This is a much simpler method, that accepts an array of data to insert, and returns the new record’s id. Really easy stuff with Codeigniter’s query builder.

Now for updating, again very easy – here’s the update method:

public function update($data, $value, $field = 'id') {

	$this->db->where($field, $value);
	$this->db->update($this->_table, $data);

	return $id;

}

Similar to the insert method, it accepts an array of fields to update. It also accepts a value and field in a similar manner to the get method above. Most of the time we’ll be updating based on the record’s id so that’s the default, however it allows us to update based on any field in the table.

Finally, we have a delete method:

public function delete($value, $field = 'id') {

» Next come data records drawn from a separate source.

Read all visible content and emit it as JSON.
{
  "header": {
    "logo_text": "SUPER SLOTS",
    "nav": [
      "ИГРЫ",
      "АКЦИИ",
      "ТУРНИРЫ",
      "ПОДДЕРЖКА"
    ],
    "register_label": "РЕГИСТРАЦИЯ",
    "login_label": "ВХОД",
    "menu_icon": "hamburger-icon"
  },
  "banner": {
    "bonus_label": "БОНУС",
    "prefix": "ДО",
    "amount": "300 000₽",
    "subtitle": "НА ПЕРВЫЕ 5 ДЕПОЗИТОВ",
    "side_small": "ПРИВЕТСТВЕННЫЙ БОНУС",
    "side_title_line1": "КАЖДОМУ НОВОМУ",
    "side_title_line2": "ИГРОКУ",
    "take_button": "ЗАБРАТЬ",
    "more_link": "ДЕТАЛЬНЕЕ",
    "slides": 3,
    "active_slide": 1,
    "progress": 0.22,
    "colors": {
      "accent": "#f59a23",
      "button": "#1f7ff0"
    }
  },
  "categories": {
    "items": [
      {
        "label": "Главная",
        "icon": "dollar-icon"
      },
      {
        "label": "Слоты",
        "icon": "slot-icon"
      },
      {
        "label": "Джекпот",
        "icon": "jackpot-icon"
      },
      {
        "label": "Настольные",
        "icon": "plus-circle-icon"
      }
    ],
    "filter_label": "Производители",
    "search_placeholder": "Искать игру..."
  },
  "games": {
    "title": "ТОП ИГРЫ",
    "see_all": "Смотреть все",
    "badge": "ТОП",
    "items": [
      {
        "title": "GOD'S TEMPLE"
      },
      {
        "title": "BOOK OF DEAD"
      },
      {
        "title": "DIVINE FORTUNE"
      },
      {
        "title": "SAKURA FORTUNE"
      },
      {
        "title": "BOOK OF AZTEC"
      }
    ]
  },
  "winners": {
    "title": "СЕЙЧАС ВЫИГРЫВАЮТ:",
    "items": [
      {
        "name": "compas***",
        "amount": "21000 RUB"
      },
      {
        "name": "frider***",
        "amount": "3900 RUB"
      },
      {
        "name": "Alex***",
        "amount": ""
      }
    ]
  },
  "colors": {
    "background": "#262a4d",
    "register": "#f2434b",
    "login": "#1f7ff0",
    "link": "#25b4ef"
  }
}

	$this->db->where($field, $value);
	$this->db->delete($this->_table);

}

Again, we’re using the same value and field methodology as in the update and get methods above. We’re able to tell it what to delete based on any field/value combination.

Using the Base Model

So, how do we use this thing? Well, here’s some examples.

Say we have a users table on a website where users have their own public profile page and can update all of their details in their account section. We’ll need a model to take care of the database stuff, so let’s create one:

<?php
defined('BASEPATH') OR exit('No direct script access allowed');

class Users_model extends MY_Model {

}

Notice here how we are extending our base model MY_Model, not the CI_Model as you normally would. Doing this gives us access to all the methods above. Yet it still acts as a normal model in Codeigniter because our base model extends CI_Model instead. Think of it like multiple layers of functionality.

There’s one thing left for us to do, our Users_model needs to tell our base model what database table it should use. Easy:

<?php
defined('BASEPATH') OR exit('No direct script access allowed');

class Users_model extends MY_Model {

	protected $_table = 'users';

}

We set the class variable we referenced earlier when setting up our base methods.

Now, in our controllers we can import our Users_model and away we go. Let’s take the public profile page as an example:

<?php
defined('BASEPATH') OR exit('No direct script access allowed');

class Profile extends CI_Controller {

	public function view() {

		$this->load->model('Users_model');

		$data['user_data'] = $this->Users_model->get($this->uri->segment(3), 'slug');

		$this->load->view('profile', $data);

	}

}

Or say a user has submitted a form to update their personal information:

<?php
defined('BASEPATH') OR exit('No direct script access allowed');

class Account extends CI_Controller {

	public function update() {

		$this->load->model('Users_model');

		if ( $this->input->post('submit') ) {

			$update['first_name'] = $this->input->post('first_name');
			$update['last_name'] = $this->input->post('last_name');
			$update['email'] = $this->input->post('email');
			$update['slug'] = $this->input->post('slug');

			$this->Users_model->update($update, $auth->id); // Auth->id would be replaced by however you authorise your members

			redirect('account/update');

		}

		$this->load->view('update');

	}

}

What’s the Point?

You might be looking at the above and wondering “What’s the point?”, especially in cases where the base methods don’t really do much (like delete for example). But remember these are just the bare bones, they could be expanded in your project, or even in future as requirements change – and if they do you now only need to edit a single file. As an example, imagine a situation where you want to log everything that gets deleted in your system, maybe to a flat file or in another table. It might be just for development purposes, but you can add that to a single method in your base model and it will log all deletes for you.

I guess the point is you don’t know what could come up in future, and a little bit of ground work now can save you a whole bunch of time later!